Eva Hesse: Diaries
Barry Rosen with Tamara Bloomberg (Eds.)
Hauser & Wirth Publishers, 2020
With a beautiful clean design befitting Eva Hesse’s aesthetic, this voluminous collection tracks the artist’s insights, doubts, process and personal life.

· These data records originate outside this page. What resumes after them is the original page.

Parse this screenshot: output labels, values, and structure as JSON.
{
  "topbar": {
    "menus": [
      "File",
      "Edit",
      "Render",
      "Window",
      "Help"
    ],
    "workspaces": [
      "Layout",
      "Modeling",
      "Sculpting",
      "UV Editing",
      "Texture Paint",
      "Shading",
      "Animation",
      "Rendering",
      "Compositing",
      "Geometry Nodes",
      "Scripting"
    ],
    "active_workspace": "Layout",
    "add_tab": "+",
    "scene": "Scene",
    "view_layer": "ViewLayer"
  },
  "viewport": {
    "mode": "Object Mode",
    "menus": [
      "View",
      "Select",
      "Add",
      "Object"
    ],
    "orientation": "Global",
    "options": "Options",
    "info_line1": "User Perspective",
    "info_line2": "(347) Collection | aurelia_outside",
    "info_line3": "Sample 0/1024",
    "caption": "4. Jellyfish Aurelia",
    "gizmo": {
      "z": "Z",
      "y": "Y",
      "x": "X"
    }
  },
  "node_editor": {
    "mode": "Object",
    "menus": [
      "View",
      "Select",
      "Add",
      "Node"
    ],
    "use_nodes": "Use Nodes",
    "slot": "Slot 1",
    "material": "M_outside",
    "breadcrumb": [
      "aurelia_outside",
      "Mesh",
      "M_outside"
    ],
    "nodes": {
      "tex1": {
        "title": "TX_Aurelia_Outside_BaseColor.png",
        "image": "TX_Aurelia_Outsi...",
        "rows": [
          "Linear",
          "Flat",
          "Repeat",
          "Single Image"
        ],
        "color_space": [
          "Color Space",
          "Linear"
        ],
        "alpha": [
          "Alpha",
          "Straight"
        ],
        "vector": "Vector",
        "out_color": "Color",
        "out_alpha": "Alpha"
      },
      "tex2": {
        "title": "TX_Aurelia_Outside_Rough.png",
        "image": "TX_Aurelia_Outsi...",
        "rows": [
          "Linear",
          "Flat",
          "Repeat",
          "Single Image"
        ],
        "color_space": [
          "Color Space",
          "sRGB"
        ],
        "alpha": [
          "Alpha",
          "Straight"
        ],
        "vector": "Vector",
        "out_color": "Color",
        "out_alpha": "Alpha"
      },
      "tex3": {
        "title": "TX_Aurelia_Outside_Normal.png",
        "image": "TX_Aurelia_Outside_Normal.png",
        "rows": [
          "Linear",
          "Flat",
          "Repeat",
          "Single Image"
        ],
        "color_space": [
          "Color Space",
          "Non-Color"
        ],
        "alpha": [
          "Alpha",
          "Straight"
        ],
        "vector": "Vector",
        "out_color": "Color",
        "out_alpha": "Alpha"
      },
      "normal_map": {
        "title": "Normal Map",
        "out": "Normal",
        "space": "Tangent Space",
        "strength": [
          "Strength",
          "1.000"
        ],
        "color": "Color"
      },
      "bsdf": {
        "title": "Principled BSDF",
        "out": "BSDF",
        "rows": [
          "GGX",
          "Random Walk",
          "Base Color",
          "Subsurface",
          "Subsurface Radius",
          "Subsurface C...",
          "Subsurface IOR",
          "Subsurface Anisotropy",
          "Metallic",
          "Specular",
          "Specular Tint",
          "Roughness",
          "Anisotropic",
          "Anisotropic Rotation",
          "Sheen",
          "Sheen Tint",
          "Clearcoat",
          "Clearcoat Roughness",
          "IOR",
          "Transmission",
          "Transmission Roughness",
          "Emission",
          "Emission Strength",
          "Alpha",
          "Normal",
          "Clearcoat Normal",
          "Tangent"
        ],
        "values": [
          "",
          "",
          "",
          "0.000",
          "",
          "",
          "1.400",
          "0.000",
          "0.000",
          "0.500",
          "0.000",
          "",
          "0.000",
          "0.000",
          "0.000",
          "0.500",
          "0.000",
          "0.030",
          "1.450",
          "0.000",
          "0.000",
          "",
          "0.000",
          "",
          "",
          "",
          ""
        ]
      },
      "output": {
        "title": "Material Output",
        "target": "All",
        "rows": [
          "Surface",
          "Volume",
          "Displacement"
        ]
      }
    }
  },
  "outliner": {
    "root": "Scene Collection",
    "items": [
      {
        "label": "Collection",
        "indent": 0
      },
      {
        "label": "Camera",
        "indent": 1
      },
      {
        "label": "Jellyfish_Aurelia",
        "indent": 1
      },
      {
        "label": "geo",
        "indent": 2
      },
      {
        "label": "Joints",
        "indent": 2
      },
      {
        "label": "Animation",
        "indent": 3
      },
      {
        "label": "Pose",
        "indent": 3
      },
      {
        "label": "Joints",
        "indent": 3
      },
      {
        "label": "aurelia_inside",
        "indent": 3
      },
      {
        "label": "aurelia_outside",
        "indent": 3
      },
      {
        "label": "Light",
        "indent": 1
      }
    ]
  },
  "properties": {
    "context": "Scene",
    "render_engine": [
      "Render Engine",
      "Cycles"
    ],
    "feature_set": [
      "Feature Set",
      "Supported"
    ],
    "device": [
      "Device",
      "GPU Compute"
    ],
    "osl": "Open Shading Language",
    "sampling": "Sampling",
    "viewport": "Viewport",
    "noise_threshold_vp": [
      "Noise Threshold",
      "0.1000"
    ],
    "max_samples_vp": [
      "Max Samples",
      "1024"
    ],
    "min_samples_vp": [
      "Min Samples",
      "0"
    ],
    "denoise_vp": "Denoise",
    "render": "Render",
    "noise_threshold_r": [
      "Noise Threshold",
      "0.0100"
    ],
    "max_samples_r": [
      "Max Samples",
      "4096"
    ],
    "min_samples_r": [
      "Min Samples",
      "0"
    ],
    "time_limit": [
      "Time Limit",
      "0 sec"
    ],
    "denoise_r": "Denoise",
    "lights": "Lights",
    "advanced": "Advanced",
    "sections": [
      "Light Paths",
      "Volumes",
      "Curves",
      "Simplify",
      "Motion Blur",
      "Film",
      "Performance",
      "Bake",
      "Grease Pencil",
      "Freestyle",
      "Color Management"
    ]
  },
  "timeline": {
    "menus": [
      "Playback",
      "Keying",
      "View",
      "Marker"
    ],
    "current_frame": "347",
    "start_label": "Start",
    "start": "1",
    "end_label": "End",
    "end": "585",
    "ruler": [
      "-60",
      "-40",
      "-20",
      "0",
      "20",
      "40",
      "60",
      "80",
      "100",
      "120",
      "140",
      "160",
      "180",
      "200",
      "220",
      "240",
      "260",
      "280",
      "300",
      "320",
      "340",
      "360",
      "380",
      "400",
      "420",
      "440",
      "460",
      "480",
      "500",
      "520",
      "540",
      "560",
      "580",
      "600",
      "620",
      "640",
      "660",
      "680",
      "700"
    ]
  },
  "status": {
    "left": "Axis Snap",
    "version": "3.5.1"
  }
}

“Giving life to a once white piece of linen stretched on 4 pieces of wood, to create a rich visual experience is indeed an intriguing complete experience,” wrote Eva Hesse in a 1957 diary entry between notes on her weekly plans and further musings about her goals as an artist. In this extensive collection of Hesse’s diaries, recorded from 1955 to 1970, readers are given an intimate glimpse into the mind of one of contemporary sculpture’s most prominent figures. Despite personal tragedies and the difficulties she faced as one of the few female artists in the male-dominated postminimalist movement, Hesse remained intrepid in both her life and craft. Composed of twisted ropes and delicate plastic among other unconventional materials, Hesse’s sculptures defy traditional notions of form; her deeply thoughtful practice as a sculptor and a painter are revealed at length in her writing.